Just as Boyle appears to be about to spill the beans, the lid is firmly shut on the can and it’s chucked into a reservoir. But bent young PC Ryan Pilkington’s attempt on Boyle’s life goes askew. Instead it’s just PC Linda Patel who ‘died in the line of duty’, an ironic little line that always amuses.
PC Patel’s murder alerts Kate to the shiftiness of Pilkington, played with a clever restraint by Gregory Piper. She goes to Steve who instantly recognises him as the kid that ‘nearly cut off’ his fingers.
The weird swipes at the BBC continue apace. For the writer of the BBC’s biggest show, Jed Mercurio has no qualms about dredging up his employer’s shadier past. Last week it was their covering up of Jimmy Savile, this week it was their filming of the police raid on ‘elderly pop star’ Cliff Richard.
Meanwhile, Steve and John Corbett’s widow Steph continue to grow close. ‘You remind me of him,’ Steph says. ‘What?’ Steve replies, ‘a shorta*se?’ Stephen Graham will have appreciated that little dig watching at home, no doubt.
The burgeoning relationship could be nice for Steve, given his painkiller addiction and loneliness. Well, it might’ve been nice until he snooped around Steph’s house and found an envelope full of cash. Something linking her and Hastings and a deal that’s not exactly above board. That’s not going to help our waistcoat-wearing friend. Nor is the seemingly random work drugs test he’s just been called in for. That codeine’s going to get him in some serious trouble.
To Ted and once more AC-12’s top cop is told by his superiors to cease the department’s search for the final H. ‘This isn’t about old battles,’ DCC Andrea Wise tells the gaffer. ‘The name’s Hastings,’ he shoots back. ‘I’m the epitome of an old battle…’
We ended with Detective Superintendent Ian Buckells in handcuffs, being led into AC-12 for an interrogation we’ll presumably see next week.
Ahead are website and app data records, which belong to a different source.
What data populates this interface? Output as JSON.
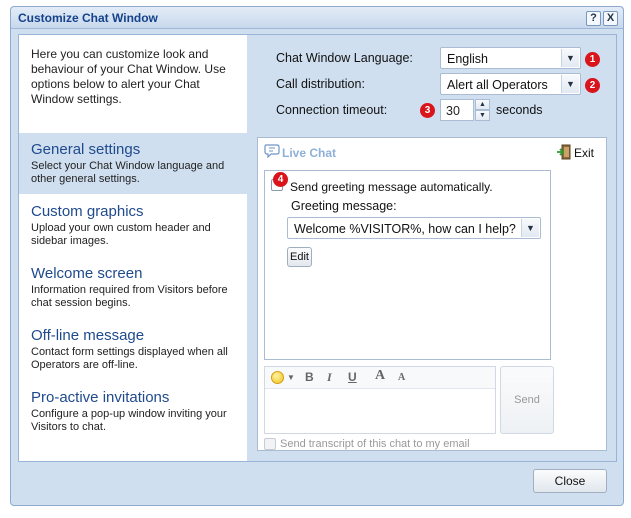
{
  "window": {
    "title": "Customize Chat Window",
    "help": "?",
    "close": "X"
  },
  "sidebar": {
    "intro": "Here you can customize look and behaviour of your Chat Window. Use options below to alert your Chat Window settings.",
    "items": [
      {
        "title": "General settings",
        "desc": "Select your Chat Window language and other general settings."
      },
      {
        "title": "Custom graphics",
        "desc": "Upload your own custom header and sidebar images."
      },
      {
        "title": "Welcome screen",
        "desc": "Information required from Visitors before chat session begins."
      },
      {
        "title": "Off-line message",
        "desc": "Contact form settings displayed when all Operators are off-line."
      },
      {
        "title": "Pro-active invitations",
        "desc": "Configure a pop-up window inviting your Visitors to chat."
      }
    ]
  },
  "settings": {
    "language_label": "Chat Window Language:",
    "language_value": "English",
    "distribution_label": "Call distribution:",
    "distribution_value": "Alert all Operators",
    "timeout_label": "Connection timeout:",
    "timeout_value": "30",
    "timeout_unit": "seconds",
    "badges": [
      "1",
      "2",
      "3",
      "4"
    ]
  },
  "preview": {
    "live_chat": "Live Chat",
    "exit": "Exit",
    "send_greeting_label": "Send greeting message automatically.",
    "greeting_label": "Greeting message:",
    "greeting_value": "Welcome %VISITOR%, how can I help?",
    "edit": "Edit",
    "toolbar": {
      "bold": "B",
      "italic": "I",
      "underline": "U",
      "grow": "A",
      "shrink": "A"
    },
    "send": "Send",
    "transcript_label": "Send transcript of this chat to my email"
  },
  "footer": {
    "close": "Close"
  },
  "colors": {
    "accent": "#1f4a8c",
    "badge": "#d9141b",
    "panel_bg": "#cfdff0"
  }
}
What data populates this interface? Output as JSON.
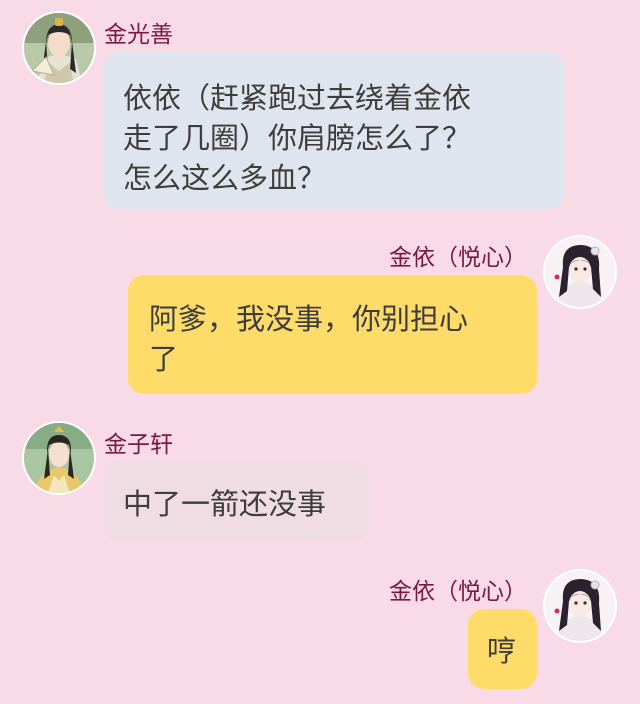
{
  "conversation": [
    {
      "side": "left",
      "name": "金光善",
      "avatar": "elder-man-avatar-icon",
      "bubble_color": "#dfe4ee",
      "lines": [
        "依依（赶紧跑过去绕着金依",
        "走了几圈）你肩膀怎么了？",
        "怎么这么多血？"
      ]
    },
    {
      "side": "right",
      "name": "金依（悦心）",
      "avatar": "girl-avatar-icon",
      "bubble_color": "#ffdc6a",
      "lines": [
        "阿爹，我没事，你别担心",
        "了"
      ]
    },
    {
      "side": "left",
      "name": "金子轩",
      "avatar": "young-man-avatar-icon",
      "bubble_color": "#efdde3",
      "lines": [
        "中了一箭还没事"
      ]
    },
    {
      "side": "right",
      "name": "金依（悦心）",
      "avatar": "girl-avatar-icon",
      "bubble_color": "#ffdc6a",
      "lines": [
        "哼"
      ]
    }
  ],
  "colors": {
    "background": "#f8dbe6",
    "name_text": "#7a1a3c",
    "message_text": "#3d3d3d"
  }
}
The man’s a pillock, but despite the golf club he’s often seen waving about in his office, he’s unlikely to be another caddy or the next H. He’s just too thick. It looks far likelier than Jo Davidson is setting him up. And it appears she’s doing a good job. In fact, Buckells looks so well framed he wouldn’t look out of place on a wall of the Louvre.
With Buckells having been in the series since its debut run all the way back in 2012, plenty of things have gone down with him in the following decade. Next Sunday night’s episode and inquisition of the man looks set to reward those fans that decided to rewatch those earlier seasons as we were so urged to by the BBC.
What did you think of Line of Duty series 6 episode 3? Tell us your thoughts in the comments below…